Summary: Drought mediates the importance of stochastic
community assembly
Jonathan M. Chase*
Deptartment of Biology, Washington University, Box 1229, St. Louis, MO 63130
Edited by James H. Brown, University of New Mexico, Albuquerque, NM, and approved September 12, 2007 (received for review May 9, 2007)
Historically, the biodiversity and composition of species in a local-
ity was thought to be influenced primarily by deterministic factors.
In such cases, species' niches create differential responses to
environmental conditions and interspecific interactions, which
combine to determine that locality's biodiversity and species com-
position. More recently, proponents of the neutral theory have
placed a premium on how stochastic factors, such as birth, death,
colonization, and extinction (termed ``ecological drift'') influence
diversity and species composition in a locality independent of their
niches. Here, I develop the hypothesis that the relative importance
of stochastic ecological drift and/or priority effects depend on the
harshness of the ecological filter in those habitats.

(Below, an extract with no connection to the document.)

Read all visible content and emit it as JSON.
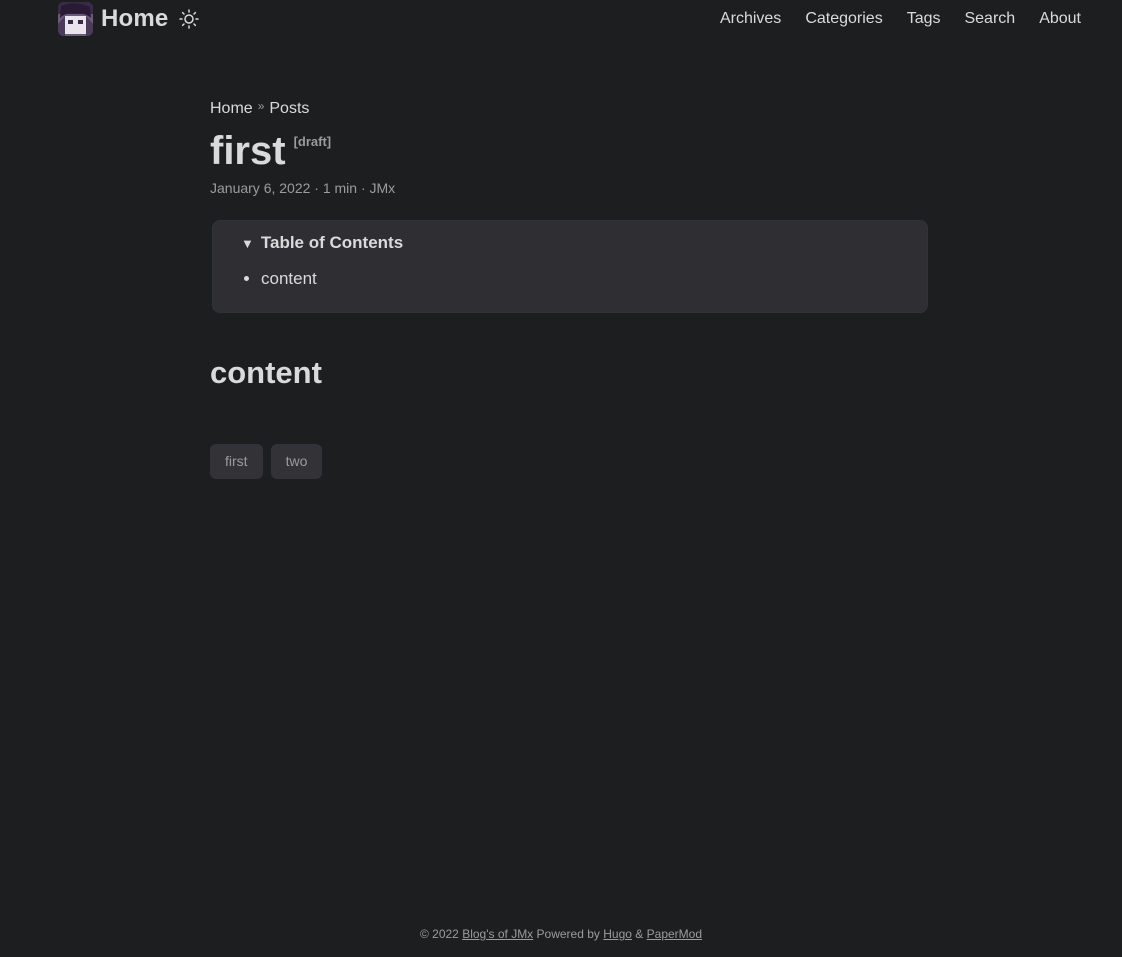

I established
long-term experimental ponds to explore the relative importance
of community assembly history and drought on patterns of com-
munity compositional similarity among ponds that were otherwise

  

Source: Azevedo, Ricardo - Department of Biology and Biochemistry, University of Houston

 

Collections: Biology and Medicine; Environmental Sciences and Ecology